June 21, 2022
It’s quite possible that the summer solstice is the single most celebrated holiday in the history of humanity. Millenia before wall calendars and state-sanctioned holidays, there were only the rhythms of the land, its seasons and the celestial bodies. People began celebrating the summer solstice because it was literally a cosmic event that could be observed with the naked eye—by virtue of the setting sun.
Summer solstice comes exactly once a year, every year, and has been doing so since the dawn of time on this planet. In that sense, it is older than biological life on earth, older even than the oceans and oldest rock formations. In the first year of our planet, the tradition began, and it continues through the exact day that I am putting these words to paper. (I mean that literally. I am actually writing this on a physical notepad…how quaint!).
The summer solstice is defined as the longest day of the year, in which the sun sets over the horizon at the northernmost extent of its annual range. This signals a zenith, in many senses. It announces—at least in the Northern Hemisphere—the arrival of summer. It also marks the period of peak fertility for plants and animals at large. It is the peak of growth, of expansion of life.
For this and other reasons, the day has long been celebrated—oftentimes in bacchanalian fashion, with feasts and pagan rituals and also, apparently, orgies.
In many parts of the modern world, the summer solstice—as a holiday—has been forgotten. Northern Europe is the exception to the rule. In the Scandinavian and Baltic countries, it is still the most festive day of the year.
Things are a bit different in Ecuador, where days last almost exactly twelve hours every day of the year. This is particularly the case in the Jama-Coaque Reserve, which is located only twelve kilometers south of the equator line, and where I have spent many a summer solstice.
Even here, though, the cosmic implications can be visually observed. The balcony of the Bamboo House, from my favorite hammock, affords a prime view of the sunset—when the fog of the rainforest permits. The view west looks out over a perfectly green and wild valley, with a long mountain ridge in the distance, behind which the sun sets every day.
But it doesn’t set at the same place. The mountain ridge in the horizon has a series of small yet distinct peaks, on which the shapes of individual trees—some of them massive—can still be distinguished from the naked eye, as seen from my hammock. For the six months that precede the summer solstice, the sun increasingly tracks northward, setting behind different peaks with each passing month. Until, on the hallowed day, the sun reaches its northernmost point, whereupon it begins its six-month migration in the other direction. This happens at every single point on the surface of this giant rock in space that we call home.

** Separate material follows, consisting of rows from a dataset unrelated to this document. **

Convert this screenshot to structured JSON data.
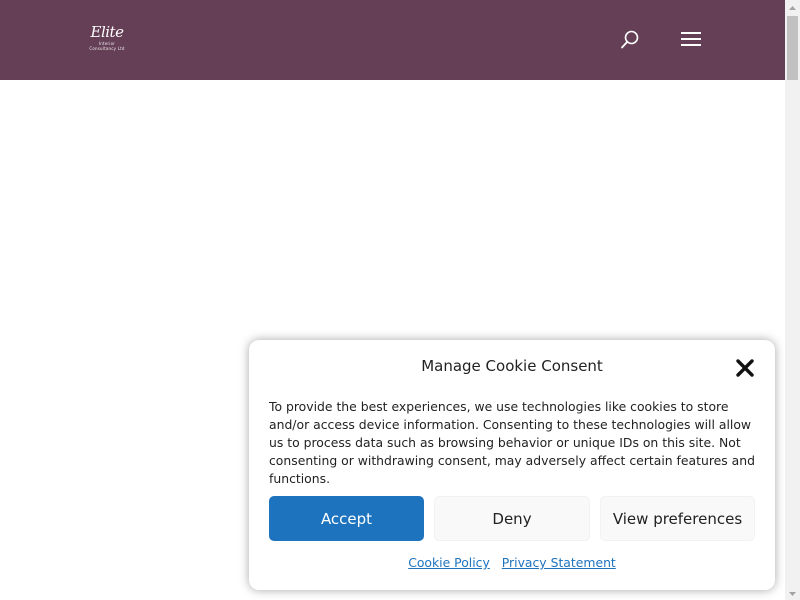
{
  "header": {
    "background": "#653f55",
    "logo": {
      "script_text": "Elite",
      "line1": "Interior",
      "line2": "Consultancy Ltd"
    },
    "search_icon": "search-icon",
    "menu_icon": "hamburger-menu-icon"
  },
  "cookie_consent": {
    "title": "Manage Cookie Consent",
    "message": "To provide the best experiences, we use technologies like cookies to store and/or access device information. Consenting to these technologies will allow us to process data such as browsing behavior or unique IDs on this site. Not consenting or withdrawing consent, may adversely affect certain features and functions.",
    "buttons": {
      "accept": "Accept",
      "deny": "Deny",
      "view_preferences": "View preferences"
    },
    "links": {
      "cookie_policy": "Cookie Policy",
      "privacy_statement": "Privacy Statement"
    },
    "close_icon": "close-icon",
    "accent_color": "#1e73be"
  }
}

This all leads me to one seemingly obvious point: one way or another, all life on our beloved planet is ultimately defined by its relationship with the sun. And the summer solstice is one of the most celebrated reminders of this simple yet cosmically significant fact.
To my fellow pagans out there, and to everyone, let us raise a toast to that great star to whom we all owe our existence.